In in the end and thanks to the NHS we do now have a fully recovered baby boy. It makes me cry with joy typing this. I am so proud and privileged to work with teams doing everything they can to make s difference.
Regrouping as a family
After we got him home, I needed time away from work, we needed to regroup as a family, I needed to help with Sienna and Sebastian, doing school runs and ensuring they carried on as normal as possible while my wife ensured Hamilton was tended to around the clock. During my time off I did think about work, naturally, and how we talk about need state. It’s really difficult to understand what someone is going through without actually being there at the time they are going through it. Upon reflection it made me think about what was needed, the doctors and nurses knew what was needed for our baby, but they gave more than that, they understood the whole context of what was happening, what we were also feeling and the effects it would have on us even though we weren’t the patient.
Digital Service Design
As NHS 111 Online and NHS.UK are transformed into providing better digital services, it has almost been an awakening moment for me, the feedback that the new beta content team are getting is invaluable and reflects my own opinion. It isn’t about just having a simple guide about what you need to do given a certain criteria, it’s about understanding the context of what the need state of the individuals is, and also those they are surrounded by, without this information rich service design we risk treating people like numbers with a lack of empathy and a patronising tone.
Information is a key component of need state, people don’t always just want something sorting in a way that is simplistic, some of us like to understand the complexity, understand the system and what is going to happen and when. We must not forget to treat people like people and I know the excellent user research that has been carried out to date absolutely understands this, there is more to come from beta.nhs.uk and 111 online.

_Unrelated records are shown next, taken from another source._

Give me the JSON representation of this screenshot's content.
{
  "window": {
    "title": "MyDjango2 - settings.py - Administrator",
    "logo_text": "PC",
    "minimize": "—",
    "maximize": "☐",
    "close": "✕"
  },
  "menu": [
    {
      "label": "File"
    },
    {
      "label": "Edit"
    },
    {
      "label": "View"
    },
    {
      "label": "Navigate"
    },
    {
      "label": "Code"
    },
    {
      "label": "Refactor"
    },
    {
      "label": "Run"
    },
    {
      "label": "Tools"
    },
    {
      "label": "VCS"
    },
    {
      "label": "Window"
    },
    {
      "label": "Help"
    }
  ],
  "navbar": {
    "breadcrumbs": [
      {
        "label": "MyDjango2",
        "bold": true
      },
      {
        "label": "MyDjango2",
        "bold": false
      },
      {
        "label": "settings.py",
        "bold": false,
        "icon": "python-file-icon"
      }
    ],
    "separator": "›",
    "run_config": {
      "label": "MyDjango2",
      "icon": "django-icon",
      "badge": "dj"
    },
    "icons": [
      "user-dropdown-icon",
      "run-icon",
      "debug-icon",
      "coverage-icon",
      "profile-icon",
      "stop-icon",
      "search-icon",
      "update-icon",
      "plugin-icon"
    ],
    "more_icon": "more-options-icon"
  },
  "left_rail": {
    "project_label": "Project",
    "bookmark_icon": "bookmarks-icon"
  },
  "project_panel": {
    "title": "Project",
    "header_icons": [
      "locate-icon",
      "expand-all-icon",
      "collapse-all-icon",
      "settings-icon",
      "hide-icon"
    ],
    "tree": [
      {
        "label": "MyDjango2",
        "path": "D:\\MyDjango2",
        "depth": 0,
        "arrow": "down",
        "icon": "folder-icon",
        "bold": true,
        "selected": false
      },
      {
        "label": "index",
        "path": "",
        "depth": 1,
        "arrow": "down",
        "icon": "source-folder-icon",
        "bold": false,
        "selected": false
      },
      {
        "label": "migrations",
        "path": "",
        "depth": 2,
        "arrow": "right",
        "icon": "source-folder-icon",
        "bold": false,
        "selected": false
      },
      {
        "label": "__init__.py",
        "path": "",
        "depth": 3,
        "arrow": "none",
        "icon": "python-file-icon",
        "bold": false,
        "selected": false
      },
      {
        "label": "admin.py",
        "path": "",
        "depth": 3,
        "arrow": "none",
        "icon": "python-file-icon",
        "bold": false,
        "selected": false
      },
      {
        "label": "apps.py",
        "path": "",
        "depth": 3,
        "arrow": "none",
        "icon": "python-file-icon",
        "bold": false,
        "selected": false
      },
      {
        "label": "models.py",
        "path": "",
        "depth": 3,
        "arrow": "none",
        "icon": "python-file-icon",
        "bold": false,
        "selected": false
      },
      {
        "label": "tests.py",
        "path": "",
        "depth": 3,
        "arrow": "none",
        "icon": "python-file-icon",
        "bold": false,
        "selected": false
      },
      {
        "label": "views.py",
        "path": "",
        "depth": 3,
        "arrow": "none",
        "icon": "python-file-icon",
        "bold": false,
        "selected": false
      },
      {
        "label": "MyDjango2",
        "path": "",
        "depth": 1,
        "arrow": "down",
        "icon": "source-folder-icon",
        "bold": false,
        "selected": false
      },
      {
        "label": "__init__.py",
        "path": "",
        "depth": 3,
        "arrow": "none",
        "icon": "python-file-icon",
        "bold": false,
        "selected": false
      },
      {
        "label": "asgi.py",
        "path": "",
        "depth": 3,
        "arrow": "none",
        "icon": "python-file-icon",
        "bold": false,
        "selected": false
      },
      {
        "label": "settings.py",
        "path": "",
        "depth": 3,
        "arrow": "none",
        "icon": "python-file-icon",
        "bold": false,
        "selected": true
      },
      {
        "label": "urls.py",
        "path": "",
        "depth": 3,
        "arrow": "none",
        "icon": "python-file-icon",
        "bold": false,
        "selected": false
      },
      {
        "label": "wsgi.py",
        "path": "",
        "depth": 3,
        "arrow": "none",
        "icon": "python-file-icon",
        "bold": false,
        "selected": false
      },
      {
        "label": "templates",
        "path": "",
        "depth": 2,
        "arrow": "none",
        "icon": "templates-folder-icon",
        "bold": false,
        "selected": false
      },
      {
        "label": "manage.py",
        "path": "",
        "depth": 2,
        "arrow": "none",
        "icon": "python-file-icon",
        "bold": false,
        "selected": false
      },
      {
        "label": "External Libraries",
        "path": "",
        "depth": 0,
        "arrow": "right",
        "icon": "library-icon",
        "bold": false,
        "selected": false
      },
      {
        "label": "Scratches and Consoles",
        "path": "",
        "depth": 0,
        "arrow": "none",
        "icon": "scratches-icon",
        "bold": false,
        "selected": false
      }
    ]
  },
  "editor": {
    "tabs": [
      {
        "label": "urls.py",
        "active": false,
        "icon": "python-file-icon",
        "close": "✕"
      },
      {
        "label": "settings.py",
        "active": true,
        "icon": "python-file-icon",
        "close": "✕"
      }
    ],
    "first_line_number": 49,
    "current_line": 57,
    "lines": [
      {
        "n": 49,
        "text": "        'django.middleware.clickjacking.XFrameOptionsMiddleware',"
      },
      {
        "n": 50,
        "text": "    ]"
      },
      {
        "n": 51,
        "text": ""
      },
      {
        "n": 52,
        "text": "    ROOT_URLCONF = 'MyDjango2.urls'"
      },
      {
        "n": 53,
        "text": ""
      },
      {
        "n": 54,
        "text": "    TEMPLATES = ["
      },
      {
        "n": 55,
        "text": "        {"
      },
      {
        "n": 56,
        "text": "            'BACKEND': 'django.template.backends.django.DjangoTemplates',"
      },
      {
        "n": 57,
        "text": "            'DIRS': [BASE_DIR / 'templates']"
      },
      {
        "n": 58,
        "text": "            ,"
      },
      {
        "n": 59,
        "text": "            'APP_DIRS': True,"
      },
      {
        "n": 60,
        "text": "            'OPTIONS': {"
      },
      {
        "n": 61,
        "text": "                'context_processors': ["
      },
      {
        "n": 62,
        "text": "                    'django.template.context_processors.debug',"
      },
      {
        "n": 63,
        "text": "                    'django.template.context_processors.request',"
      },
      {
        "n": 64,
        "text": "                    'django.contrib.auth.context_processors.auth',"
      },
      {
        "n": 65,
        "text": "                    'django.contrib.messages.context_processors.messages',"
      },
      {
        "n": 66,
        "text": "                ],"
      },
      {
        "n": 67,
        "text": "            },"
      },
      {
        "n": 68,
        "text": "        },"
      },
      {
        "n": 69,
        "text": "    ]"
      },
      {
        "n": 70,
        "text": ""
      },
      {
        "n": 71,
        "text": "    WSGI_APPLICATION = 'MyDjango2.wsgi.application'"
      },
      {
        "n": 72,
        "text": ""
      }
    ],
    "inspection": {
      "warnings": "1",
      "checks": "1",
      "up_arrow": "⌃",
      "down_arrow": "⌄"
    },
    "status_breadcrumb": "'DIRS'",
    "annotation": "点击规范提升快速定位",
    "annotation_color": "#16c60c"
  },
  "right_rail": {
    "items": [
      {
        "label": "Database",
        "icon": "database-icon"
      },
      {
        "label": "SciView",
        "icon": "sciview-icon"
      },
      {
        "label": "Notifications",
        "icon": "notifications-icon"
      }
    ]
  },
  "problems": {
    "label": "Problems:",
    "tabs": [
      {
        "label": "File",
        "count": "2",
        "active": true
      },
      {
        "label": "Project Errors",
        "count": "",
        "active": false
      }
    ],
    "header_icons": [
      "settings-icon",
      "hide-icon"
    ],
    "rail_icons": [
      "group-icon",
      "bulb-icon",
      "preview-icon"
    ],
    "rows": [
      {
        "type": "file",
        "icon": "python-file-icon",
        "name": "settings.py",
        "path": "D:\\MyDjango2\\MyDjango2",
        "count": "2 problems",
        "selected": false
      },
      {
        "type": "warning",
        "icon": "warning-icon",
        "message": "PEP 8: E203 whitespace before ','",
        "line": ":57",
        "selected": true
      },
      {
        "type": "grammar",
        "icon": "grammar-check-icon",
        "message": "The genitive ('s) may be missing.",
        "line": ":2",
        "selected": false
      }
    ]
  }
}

Thank You NHS
I am sure this kind of thing was an everyday occurrence for the staff at Warrington hospital, but they knew it wasn’t to us, they were calming and sympathetic to what we were going through as worried parents. They knew what was needed to treat our baby, but they went much further, they gave us a service that is second to none, that is what the NHS does, every single day, in our digital revolution our job as technologists working closely with our clinical experts, designers, user researchers and the wider teams is to ensure we too go that bit further.
The Yates family has been to places it didn’t know, and we now know what real fear really is. The impact of our mental and psychical health is very apparent, we’re both still a nervous wreck but we are stronger, more determined and have a relentless pursuit to doing more using the skills we have to help others.
We were lucky when others aren’t, we are grateful and hope it will show in our work.